Items listed in a dataset
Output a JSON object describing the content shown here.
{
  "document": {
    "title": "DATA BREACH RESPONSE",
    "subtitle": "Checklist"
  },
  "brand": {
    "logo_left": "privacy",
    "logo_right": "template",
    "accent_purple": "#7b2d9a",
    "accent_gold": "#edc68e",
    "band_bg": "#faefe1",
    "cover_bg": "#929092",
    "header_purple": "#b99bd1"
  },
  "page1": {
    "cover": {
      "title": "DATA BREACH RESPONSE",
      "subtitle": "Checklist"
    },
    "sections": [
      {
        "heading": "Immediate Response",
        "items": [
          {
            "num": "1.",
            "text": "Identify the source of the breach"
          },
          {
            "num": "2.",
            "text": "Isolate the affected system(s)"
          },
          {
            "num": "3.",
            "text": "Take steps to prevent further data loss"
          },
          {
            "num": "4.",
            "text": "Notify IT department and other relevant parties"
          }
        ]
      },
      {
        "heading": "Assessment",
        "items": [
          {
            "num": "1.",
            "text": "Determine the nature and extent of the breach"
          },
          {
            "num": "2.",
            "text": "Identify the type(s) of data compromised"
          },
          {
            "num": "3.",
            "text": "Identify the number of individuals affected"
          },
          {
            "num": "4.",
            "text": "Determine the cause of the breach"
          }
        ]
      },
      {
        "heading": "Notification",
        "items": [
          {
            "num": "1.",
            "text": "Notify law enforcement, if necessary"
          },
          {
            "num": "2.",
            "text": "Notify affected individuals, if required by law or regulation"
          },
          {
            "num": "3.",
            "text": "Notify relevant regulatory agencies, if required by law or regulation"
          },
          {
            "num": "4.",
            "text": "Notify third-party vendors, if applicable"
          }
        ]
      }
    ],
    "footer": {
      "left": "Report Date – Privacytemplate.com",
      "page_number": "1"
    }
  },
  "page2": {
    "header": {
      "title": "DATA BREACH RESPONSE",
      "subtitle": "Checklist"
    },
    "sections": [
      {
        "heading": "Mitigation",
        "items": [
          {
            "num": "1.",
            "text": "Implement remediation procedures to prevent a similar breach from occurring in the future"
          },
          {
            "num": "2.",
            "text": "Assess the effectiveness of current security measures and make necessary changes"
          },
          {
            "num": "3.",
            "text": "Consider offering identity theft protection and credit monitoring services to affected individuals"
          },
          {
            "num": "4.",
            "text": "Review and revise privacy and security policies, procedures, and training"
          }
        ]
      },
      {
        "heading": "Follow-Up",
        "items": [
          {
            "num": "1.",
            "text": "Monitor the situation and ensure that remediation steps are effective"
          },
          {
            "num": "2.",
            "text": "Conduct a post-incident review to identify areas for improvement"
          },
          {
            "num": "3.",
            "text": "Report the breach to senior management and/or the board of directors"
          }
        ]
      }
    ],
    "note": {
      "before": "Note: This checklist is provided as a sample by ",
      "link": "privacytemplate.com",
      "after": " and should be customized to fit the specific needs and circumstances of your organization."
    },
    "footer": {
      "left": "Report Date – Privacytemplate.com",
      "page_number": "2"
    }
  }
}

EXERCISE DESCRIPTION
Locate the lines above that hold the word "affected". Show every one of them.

TASK ANSWER
            "text": "Isolate the affected system(s)"
            "text": "Identify the number of individuals affected"
            "text": "Notify affected individuals, if required by law or regulation"
            "text": "Consider offering identity theft protection and credit monitoring services to affected individuals"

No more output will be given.